**TASK GOAL**
A bare number is all that is needed: how many lines below contain the string "snowflake"?
(DATA FOR THE TASK Opens)
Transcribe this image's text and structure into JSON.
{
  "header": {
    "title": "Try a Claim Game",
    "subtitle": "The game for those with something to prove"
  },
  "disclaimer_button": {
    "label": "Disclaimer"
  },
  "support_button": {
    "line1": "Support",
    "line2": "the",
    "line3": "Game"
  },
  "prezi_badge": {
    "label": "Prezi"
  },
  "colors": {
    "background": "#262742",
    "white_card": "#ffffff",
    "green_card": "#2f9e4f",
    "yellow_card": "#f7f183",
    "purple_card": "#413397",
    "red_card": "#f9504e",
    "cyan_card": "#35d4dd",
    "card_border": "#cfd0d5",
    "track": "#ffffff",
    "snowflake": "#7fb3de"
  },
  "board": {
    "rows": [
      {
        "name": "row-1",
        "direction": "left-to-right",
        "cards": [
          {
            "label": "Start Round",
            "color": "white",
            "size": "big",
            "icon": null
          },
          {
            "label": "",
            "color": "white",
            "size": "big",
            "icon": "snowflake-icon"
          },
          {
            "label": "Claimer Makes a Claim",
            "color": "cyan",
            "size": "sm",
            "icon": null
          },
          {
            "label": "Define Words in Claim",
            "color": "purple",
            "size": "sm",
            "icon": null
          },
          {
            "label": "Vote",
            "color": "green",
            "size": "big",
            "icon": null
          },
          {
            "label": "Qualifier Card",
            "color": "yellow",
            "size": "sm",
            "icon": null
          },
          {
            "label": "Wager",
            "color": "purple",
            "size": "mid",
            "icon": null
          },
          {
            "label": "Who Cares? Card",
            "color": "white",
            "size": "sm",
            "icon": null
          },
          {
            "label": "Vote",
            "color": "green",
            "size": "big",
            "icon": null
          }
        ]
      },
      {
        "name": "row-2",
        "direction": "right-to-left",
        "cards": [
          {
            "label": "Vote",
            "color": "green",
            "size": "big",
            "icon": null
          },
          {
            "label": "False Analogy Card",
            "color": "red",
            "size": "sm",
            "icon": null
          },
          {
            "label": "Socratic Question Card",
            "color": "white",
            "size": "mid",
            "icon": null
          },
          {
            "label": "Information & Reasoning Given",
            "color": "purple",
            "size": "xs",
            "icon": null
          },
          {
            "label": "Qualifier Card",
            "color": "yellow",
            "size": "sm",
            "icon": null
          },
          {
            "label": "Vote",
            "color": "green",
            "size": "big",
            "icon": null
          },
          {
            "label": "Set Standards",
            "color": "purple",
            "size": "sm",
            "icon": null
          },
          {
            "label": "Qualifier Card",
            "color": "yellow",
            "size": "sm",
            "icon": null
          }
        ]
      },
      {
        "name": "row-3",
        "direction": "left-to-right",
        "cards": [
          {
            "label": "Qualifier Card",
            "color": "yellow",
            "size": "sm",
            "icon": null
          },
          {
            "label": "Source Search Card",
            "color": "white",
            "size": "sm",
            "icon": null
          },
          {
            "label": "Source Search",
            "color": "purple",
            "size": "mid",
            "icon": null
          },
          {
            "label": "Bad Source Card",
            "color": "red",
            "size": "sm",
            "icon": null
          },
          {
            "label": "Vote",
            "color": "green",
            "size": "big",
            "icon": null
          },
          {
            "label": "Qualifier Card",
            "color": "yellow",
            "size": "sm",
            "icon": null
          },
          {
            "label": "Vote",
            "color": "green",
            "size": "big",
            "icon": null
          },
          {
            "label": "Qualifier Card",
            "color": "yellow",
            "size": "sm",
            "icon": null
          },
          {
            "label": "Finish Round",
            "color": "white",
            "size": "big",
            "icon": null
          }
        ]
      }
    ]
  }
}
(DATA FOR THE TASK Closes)
**THE COMPLETED TASK**
2